YOUR INSTRUCTIONS:
Among the entries below, find the lines with the word "text" and return them.

DATA EXTRACTS:
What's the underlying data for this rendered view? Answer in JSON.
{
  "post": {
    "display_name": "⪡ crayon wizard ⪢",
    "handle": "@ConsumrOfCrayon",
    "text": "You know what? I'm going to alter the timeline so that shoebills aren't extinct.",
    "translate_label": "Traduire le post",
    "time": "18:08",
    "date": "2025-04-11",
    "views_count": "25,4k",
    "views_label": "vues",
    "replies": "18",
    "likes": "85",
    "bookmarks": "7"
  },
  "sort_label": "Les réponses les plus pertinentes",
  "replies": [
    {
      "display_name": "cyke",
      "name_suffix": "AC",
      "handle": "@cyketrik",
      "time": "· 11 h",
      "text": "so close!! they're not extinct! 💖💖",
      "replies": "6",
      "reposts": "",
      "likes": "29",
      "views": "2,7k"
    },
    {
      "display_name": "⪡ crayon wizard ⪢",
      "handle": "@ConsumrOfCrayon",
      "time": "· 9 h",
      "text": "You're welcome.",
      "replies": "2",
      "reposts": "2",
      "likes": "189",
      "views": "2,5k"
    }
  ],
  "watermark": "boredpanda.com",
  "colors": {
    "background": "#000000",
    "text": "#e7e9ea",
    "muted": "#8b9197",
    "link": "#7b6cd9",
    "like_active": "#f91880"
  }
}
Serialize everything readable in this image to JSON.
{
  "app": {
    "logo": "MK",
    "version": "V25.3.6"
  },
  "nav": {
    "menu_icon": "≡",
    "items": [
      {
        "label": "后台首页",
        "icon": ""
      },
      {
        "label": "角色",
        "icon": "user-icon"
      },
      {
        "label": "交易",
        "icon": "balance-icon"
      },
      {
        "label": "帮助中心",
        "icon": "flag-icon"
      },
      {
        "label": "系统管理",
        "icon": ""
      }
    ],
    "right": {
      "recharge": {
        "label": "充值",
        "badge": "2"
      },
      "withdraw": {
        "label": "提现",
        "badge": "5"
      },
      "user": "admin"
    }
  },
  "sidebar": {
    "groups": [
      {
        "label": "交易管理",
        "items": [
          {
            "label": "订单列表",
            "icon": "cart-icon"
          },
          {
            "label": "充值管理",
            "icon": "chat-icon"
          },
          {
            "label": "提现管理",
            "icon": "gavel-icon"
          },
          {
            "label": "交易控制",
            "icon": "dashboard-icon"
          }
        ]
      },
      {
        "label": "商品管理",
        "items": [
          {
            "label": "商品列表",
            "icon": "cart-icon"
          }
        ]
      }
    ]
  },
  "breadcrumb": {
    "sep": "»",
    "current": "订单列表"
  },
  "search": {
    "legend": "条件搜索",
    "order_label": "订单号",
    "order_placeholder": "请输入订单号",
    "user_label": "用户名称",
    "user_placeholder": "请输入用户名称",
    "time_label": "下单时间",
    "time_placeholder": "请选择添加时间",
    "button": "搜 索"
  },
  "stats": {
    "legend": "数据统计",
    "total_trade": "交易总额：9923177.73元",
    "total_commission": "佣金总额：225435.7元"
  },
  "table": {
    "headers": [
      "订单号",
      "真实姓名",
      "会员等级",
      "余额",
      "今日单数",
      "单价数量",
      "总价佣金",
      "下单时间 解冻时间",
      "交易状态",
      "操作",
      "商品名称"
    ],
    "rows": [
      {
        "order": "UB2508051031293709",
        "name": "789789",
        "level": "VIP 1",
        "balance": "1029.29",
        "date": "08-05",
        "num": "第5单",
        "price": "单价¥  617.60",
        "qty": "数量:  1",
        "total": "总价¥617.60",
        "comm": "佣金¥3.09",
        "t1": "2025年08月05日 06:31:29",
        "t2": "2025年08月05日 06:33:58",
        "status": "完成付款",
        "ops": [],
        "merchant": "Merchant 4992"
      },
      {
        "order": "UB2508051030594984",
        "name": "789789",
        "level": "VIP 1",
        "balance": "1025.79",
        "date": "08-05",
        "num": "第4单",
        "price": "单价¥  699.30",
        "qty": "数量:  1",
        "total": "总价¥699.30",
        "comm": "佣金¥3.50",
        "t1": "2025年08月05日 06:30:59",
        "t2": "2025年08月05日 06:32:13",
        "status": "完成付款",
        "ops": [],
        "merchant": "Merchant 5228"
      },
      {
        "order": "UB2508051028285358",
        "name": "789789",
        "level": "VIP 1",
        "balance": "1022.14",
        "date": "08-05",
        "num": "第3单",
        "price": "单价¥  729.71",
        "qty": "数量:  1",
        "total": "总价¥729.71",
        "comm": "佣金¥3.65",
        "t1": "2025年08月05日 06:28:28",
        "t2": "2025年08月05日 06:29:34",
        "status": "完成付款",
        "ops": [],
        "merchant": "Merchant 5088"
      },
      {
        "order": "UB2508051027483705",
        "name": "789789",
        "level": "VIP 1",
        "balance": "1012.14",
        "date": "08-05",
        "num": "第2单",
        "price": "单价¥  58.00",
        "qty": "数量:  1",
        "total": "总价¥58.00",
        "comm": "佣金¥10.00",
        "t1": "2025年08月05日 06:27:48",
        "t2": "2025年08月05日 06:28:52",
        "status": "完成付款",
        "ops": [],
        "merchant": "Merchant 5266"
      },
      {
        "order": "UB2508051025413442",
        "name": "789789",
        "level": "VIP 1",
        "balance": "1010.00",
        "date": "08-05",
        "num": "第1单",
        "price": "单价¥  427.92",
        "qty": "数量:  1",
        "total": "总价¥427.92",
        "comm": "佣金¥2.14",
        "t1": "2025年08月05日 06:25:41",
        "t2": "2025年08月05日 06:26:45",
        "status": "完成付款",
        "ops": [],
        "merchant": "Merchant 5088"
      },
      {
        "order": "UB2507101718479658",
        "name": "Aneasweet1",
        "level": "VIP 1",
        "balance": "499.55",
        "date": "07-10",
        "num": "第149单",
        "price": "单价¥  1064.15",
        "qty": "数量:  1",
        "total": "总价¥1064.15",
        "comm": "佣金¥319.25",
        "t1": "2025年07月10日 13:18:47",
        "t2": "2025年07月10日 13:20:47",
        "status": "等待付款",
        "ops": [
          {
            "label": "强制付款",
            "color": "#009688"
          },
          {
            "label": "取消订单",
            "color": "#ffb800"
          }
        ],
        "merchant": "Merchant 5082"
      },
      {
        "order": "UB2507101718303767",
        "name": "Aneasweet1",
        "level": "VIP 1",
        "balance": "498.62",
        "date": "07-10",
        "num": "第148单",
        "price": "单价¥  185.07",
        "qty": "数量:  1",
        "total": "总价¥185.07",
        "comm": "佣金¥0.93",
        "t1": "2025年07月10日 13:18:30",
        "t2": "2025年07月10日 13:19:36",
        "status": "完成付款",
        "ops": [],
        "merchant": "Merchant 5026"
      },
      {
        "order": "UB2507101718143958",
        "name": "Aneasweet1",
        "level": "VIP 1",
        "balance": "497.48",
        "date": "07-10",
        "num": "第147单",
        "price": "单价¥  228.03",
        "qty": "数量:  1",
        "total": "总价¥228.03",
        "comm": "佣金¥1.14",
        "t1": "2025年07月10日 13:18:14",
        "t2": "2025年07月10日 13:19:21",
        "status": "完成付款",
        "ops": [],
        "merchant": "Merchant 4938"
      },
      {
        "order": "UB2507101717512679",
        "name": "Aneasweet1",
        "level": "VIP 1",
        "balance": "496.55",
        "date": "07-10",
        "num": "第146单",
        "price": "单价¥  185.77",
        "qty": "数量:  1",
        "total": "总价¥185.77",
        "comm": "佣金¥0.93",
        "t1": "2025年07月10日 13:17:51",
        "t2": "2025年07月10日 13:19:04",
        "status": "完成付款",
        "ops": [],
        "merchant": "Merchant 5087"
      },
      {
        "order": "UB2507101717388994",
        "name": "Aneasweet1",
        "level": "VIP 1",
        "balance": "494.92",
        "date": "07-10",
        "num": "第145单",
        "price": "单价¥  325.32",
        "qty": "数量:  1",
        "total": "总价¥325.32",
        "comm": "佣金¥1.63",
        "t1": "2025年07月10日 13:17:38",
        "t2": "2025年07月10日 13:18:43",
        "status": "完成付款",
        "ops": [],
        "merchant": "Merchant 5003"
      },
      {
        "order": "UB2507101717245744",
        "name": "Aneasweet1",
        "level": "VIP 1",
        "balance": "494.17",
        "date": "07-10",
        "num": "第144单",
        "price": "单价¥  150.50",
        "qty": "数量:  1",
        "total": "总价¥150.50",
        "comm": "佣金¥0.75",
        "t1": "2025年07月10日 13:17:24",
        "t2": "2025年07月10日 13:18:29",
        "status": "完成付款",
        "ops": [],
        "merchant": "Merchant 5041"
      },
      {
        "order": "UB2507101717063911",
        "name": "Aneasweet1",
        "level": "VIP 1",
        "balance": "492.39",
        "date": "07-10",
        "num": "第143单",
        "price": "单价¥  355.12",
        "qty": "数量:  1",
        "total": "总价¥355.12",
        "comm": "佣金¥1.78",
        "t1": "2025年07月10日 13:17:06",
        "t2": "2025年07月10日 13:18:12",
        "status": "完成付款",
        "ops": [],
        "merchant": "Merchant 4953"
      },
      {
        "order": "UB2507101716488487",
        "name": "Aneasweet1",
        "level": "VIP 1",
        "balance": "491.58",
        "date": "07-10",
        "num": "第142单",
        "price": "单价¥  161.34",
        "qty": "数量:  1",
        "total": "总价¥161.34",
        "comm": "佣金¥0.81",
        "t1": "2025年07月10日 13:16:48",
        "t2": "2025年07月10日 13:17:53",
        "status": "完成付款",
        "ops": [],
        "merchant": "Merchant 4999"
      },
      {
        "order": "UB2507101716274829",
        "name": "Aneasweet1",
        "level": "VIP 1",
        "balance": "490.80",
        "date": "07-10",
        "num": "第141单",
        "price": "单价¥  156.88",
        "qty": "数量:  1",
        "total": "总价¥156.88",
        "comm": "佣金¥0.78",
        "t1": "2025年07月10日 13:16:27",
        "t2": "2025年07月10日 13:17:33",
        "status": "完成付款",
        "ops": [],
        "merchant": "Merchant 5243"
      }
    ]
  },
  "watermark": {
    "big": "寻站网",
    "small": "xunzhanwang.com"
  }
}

RESULT OF THE TASK:
    "text": "You know what? I'm going to alter the timeline so that shoebills aren't extinct.",
      "text": "so close!! they're not extinct! 💖💖",
      "text": "You're welcome.",
    "text": "#e7e9ea",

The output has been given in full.